Gas Prices Hit Six-Year Seasonal High
National average up 11 cents per gallon vs. year ago, AAA reports
WASHINGTON -- The national average price for regular unleaded gasoline has hit the highest price for early summer in six years, AAA has reported.
Almost one month into the 2014 summer driving season, the national average has hit $3.68 per gallon. AAA noted that the average has bumped up for the past 12 consecutive days by a total of 4 cents per gallon (CPG), approaching 2014's current retail price peak of $3.70 per gallon, hit in late April. The current national average represents a 2-CPG increase from a week ago, 3 CPG greater than a month ago and 11 CPG vs. a year ago.
The drivers' advocacy association cited a spike in global oil prices for the U.S. gas price increase; crude prices have risen because of concerns about violence spreading in Iraq toward its southern regions, where most of its oil production takes place. Iraq is the second-largest producer among members of the Organization of Petroleum Exporting Countries (OPEC).
Previously, before the crisis in Iraq flared up, AAA had projected that the national gas price average would actually drop 10 to 15 CPG for the month of June. "This means that even though the national average has only increased a few cents per gallon since the Iraq violence intensified, drivers are likely to pay substantially higher gas prices than they would have otherwise," AAA's Michael Green said.

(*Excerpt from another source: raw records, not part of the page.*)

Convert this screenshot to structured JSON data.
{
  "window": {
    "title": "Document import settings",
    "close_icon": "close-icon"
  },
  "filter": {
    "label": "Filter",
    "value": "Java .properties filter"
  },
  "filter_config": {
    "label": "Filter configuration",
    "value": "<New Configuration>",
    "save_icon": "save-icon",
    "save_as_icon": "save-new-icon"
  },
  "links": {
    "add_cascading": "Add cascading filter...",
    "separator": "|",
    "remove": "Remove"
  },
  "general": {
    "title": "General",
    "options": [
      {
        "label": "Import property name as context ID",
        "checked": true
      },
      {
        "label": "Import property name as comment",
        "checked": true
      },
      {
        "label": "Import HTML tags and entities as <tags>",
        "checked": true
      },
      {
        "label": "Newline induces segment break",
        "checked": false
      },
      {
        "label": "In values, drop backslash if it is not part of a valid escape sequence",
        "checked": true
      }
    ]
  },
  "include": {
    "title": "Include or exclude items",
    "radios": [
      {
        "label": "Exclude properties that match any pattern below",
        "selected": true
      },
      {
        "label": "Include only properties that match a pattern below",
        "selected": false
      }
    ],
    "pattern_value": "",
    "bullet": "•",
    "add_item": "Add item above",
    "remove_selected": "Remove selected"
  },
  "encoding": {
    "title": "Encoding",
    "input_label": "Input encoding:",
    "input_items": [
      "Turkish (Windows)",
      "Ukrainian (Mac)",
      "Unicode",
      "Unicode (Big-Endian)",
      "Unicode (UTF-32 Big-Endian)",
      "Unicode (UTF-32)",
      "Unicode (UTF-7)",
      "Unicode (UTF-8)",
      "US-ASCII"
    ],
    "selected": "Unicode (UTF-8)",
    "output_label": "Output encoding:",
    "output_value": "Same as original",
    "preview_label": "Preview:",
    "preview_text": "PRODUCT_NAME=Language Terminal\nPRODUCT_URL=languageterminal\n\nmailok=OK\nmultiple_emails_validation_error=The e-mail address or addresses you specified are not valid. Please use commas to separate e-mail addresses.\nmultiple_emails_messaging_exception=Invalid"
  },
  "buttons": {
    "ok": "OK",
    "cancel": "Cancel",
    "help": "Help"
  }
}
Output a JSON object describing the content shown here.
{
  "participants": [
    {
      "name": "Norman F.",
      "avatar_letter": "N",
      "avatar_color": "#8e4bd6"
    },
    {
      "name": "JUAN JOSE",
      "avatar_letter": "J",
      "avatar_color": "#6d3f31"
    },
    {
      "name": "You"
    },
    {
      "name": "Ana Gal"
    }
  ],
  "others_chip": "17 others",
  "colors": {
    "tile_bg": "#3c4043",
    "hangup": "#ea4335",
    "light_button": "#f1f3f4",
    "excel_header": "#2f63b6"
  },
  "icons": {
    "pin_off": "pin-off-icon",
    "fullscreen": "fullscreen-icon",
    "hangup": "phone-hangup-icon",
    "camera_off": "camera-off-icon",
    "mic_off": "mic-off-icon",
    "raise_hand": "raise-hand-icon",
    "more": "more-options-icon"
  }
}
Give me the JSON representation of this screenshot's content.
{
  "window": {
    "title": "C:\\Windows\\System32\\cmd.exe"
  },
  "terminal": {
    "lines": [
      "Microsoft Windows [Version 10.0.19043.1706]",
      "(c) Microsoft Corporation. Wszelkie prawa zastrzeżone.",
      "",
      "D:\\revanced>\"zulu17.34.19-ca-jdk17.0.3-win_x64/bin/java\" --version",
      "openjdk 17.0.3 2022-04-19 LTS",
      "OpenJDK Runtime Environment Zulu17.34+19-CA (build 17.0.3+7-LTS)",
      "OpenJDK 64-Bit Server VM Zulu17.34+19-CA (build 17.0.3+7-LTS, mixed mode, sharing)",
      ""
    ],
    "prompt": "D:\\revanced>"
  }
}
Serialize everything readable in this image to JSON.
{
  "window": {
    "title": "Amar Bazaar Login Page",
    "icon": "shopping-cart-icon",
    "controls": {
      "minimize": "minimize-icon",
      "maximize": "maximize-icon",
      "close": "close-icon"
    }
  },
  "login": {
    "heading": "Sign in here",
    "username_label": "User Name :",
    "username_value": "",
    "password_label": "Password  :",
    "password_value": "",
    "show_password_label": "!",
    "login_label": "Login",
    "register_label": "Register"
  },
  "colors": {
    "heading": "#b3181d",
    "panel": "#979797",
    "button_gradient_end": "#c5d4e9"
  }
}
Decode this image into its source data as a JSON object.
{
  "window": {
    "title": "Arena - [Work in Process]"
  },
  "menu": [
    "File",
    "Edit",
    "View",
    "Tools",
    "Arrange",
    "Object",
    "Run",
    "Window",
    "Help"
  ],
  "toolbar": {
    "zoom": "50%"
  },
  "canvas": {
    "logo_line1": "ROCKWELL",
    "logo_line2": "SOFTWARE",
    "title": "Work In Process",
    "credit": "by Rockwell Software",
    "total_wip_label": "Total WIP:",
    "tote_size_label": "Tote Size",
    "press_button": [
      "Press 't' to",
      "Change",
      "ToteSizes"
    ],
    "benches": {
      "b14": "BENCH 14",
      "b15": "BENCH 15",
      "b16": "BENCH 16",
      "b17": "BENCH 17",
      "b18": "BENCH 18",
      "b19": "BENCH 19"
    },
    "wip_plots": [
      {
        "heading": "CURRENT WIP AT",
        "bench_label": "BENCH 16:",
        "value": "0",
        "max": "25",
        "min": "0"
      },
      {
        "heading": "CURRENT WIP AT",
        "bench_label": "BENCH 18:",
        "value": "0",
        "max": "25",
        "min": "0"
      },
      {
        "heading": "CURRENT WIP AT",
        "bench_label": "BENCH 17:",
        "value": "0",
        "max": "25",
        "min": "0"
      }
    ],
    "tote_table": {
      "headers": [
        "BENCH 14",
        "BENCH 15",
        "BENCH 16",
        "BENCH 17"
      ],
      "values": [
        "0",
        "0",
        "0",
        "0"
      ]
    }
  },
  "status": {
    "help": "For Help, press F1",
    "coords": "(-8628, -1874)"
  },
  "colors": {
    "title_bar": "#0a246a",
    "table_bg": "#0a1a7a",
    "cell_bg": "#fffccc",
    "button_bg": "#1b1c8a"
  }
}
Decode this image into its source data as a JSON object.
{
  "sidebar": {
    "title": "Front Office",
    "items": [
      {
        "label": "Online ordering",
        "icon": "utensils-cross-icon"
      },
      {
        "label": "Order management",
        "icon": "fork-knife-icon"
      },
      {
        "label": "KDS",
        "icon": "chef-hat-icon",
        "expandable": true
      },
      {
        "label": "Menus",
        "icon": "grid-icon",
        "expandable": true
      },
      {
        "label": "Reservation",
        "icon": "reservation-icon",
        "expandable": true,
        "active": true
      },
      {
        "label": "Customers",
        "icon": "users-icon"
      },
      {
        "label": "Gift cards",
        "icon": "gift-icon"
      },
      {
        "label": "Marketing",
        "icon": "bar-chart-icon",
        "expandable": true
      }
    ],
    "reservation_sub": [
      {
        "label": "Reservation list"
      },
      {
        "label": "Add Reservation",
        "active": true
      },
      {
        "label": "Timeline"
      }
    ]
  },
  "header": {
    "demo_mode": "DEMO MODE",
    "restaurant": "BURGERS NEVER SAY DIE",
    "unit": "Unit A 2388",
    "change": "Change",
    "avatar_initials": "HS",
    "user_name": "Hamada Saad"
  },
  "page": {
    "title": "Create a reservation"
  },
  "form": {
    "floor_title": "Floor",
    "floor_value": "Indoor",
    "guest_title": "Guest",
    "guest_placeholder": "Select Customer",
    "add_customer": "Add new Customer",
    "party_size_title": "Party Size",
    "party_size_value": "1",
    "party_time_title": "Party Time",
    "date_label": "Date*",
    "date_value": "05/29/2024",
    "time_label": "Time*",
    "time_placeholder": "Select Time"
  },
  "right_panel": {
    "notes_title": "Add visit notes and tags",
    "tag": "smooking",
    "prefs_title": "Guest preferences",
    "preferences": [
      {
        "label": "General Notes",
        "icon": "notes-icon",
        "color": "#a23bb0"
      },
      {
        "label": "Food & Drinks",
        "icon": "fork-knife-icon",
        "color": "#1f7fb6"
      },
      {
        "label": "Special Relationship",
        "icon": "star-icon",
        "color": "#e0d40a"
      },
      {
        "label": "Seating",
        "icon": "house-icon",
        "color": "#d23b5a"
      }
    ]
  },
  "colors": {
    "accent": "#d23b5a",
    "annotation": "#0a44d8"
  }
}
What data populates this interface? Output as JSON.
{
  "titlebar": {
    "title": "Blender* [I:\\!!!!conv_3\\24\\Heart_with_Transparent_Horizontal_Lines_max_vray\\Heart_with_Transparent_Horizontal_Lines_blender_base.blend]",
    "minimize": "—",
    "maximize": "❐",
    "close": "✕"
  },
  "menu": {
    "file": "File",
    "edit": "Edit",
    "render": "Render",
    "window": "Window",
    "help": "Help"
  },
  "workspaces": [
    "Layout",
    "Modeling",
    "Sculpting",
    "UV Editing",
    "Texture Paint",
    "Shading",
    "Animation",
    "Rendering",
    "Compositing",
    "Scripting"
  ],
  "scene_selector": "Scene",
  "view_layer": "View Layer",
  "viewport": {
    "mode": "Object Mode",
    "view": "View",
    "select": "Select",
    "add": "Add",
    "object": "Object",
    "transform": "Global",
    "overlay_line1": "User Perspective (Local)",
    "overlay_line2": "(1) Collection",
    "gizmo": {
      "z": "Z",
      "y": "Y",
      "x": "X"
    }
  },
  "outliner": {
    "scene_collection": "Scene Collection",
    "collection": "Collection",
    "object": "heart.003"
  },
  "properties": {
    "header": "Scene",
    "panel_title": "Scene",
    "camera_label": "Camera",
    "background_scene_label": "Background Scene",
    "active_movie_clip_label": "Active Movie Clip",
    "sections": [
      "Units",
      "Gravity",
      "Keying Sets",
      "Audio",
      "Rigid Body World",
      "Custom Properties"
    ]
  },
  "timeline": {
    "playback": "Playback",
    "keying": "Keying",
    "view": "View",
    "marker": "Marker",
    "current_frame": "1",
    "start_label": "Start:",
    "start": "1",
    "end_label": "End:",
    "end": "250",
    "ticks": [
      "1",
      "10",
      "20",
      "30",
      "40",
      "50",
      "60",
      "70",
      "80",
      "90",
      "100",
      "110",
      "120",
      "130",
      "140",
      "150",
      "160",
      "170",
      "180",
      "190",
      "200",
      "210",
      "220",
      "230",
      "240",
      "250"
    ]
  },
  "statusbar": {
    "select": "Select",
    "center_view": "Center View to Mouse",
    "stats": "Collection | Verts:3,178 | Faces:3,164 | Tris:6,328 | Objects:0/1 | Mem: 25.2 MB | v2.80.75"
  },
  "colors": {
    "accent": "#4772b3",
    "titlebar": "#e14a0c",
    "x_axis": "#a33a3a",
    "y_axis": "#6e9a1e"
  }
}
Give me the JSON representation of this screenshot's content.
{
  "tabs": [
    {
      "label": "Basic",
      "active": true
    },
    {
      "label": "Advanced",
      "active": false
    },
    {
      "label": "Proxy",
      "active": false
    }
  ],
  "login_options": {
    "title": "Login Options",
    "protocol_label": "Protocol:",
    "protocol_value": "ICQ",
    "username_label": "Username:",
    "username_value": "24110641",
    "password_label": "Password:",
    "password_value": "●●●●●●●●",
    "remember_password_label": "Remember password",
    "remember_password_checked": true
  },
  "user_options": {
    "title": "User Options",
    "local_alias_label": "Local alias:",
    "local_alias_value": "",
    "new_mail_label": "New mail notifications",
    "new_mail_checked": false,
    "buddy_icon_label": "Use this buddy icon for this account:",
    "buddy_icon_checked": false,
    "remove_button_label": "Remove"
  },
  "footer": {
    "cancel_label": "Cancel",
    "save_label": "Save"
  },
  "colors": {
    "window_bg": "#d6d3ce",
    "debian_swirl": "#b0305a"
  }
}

Three states have seen gas prices of more than $4 per gallon for over a month: Hawaii (current state average is $4.34 per gallon), California ($4.15 average) and Alaska ($4.10 average). Meanwhile, AAA reported that prices have risen in 43 states and the District of Columbia vs. the previous week, with a 5-CPG or greater increase in 18 of them. Some states, mainly in the Midwest, have actually seen a drop in gas prices of 1 CPG or more, including Indiana (-14 CPG), Ohio (-13 CPG), Michigan (-10 CPG), Illinois (-4 CPG) and Kentucky (-3 CPG).
Compared to a year ago, 41 states and Washington, D.C., are experiencing higher average gas prices, with 33 and D.C. paying 10 CPG or more, said AAA. In the eight states with lower prices year over year, North Dakota and Utah were the only ones with double-digit decreases, or -13 CPG and -12 CPG, respectively.